> SOURCE INFORMATION:
>>>
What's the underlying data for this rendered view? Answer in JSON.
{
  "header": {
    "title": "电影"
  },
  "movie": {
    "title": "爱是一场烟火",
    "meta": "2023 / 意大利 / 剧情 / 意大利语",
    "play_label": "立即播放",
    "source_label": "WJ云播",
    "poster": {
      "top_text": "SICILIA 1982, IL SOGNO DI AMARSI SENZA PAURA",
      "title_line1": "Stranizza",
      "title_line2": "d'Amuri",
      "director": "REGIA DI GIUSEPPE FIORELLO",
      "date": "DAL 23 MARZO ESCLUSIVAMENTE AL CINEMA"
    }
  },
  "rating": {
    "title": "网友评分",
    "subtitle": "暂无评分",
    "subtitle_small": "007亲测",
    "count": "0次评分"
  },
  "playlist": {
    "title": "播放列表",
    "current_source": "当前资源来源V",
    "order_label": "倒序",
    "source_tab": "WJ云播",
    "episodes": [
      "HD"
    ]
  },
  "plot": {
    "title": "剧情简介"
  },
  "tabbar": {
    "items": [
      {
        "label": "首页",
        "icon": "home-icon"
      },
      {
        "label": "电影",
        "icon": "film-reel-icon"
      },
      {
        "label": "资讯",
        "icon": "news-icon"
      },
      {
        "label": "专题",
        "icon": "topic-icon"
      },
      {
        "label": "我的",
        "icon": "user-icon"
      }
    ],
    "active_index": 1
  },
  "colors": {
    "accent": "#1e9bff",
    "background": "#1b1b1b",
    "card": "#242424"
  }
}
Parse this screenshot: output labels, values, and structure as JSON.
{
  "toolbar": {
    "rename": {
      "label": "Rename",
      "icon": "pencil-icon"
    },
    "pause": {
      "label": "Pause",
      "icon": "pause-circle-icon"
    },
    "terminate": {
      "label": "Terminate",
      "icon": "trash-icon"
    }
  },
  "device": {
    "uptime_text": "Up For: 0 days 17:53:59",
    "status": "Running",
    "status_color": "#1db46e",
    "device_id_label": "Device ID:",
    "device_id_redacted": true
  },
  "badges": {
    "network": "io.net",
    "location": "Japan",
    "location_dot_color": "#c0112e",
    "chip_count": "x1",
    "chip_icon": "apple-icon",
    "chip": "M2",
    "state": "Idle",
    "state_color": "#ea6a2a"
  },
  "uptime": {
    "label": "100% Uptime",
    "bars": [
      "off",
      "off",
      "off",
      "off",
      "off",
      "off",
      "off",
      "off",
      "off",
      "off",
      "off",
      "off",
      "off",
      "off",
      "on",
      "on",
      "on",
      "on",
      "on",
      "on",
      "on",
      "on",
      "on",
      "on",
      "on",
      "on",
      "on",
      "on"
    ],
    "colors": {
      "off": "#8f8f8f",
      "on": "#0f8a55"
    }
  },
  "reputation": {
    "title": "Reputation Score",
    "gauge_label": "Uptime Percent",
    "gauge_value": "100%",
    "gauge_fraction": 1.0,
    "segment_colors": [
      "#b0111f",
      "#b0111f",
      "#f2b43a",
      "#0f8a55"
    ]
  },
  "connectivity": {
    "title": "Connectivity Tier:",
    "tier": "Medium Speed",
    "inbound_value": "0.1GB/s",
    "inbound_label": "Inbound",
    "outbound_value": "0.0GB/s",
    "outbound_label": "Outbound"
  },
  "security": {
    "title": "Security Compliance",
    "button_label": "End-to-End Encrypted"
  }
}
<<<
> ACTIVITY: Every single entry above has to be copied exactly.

> OUTPUT OF THE TASK:
What's the underlying data for this rendered view? Answer in JSON.
{
  "header": {
    "title": "电影"
  },
  "movie": {
    "title": "爱是一场烟火",
    "meta": "2023 / 意大利 / 剧情 / 意大利语",
    "play_label": "立即播放",
    "source_label": "WJ云播",
    "poster": {
      "top_text": "SICILIA 1982, IL SOGNO DI AMARSI SENZA PAURA",
      "title_line1": "Stranizza",
      "title_line2": "d'Amuri",
      "director": "REGIA DI GIUSEPPE FIORELLO",
      "date": "DAL 23 MARZO ESCLUSIVAMENTE AL CINEMA"
    }
  },
  "rating": {
    "title": "网友评分",
    "subtitle": "暂无评分",
    "subtitle_small": "007亲测",
    "count": "0次评分"
  },
  "playlist": {
    "title": "播放列表",
    "current_source": "当前资源来源V",
    "order_label": "倒序",
    "source_tab": "WJ云播",
    "episodes": [
      "HD"
    ]
  },
  "plot": {
    "title": "剧情简介"
  },
  "tabbar": {
    "items": [
      {
        "label": "首页",
        "icon": "home-icon"
      },
      {
        "label": "电影",
        "icon": "film-reel-icon"
      },
      {
        "label": "资讯",
        "icon": "news-icon"
      },
      {
        "label": "专题",
        "icon": "topic-icon"
      },
      {
        "label": "我的",
        "icon": "user-icon"
      }
    ],
    "active_index": 1
  },
  "colors": {
    "accent": "#1e9bff",
    "background": "#1b1b1b",
    "card": "#242424"
  }
}
Parse this screenshot: output labels, values, and structure as JSON.
{
  "toolbar": {
    "rename": {
      "label": "Rename",
      "icon": "pencil-icon"
    },
    "pause": {
      "label": "Pause",
      "icon": "pause-circle-icon"
    },
    "terminate": {
      "label": "Terminate",
      "icon": "trash-icon"
    }
  },
  "device": {
    "uptime_text": "Up For: 0 days 17:53:59",
    "status": "Running",
    "status_color": "#1db46e",
    "device_id_label": "Device ID:",
    "device_id_redacted": true
  },
  "badges": {
    "network": "io.net",
    "location": "Japan",
    "location_dot_color": "#c0112e",
    "chip_count": "x1",
    "chip_icon": "apple-icon",
    "chip": "M2",
    "state": "Idle",
    "state_color": "#ea6a2a"
  },
  "uptime": {
    "label": "100% Uptime",
    "bars": [
      "off",
      "off",
      "off",
      "off",
      "off",
      "off",
      "off",
      "off",
      "off",
      "off",
      "off",
      "off",
      "off",
      "off",
      "on",
      "on",
      "on",
      "on",
      "on",
      "on",
      "on",
      "on",
      "on",
      "on",
      "on",
      "on",
      "on",
      "on"
    ],
    "colors": {
      "off": "#8f8f8f",
      "on": "#0f8a55"
    }
  },
  "reputation": {
    "title": "Reputation Score",
    "gauge_label": "Uptime Percent",
    "gauge_value": "100%",
    "gauge_fraction": 1.0,
    "segment_colors": [
      "#b0111f",
      "#b0111f",
      "#f2b43a",
      "#0f8a55"
    ]
  },
  "connectivity": {
    "title": "Connectivity Tier:",
    "tier": "Medium Speed",
    "inbound_value": "0.1GB/s",
    "inbound_label": "Inbound",
    "outbound_value": "0.0GB/s",
    "outbound_label": "Outbound"
  },
  "security": {
    "title": "Security Compliance",
    "button_label": "End-to-End Encrypted"
  }
}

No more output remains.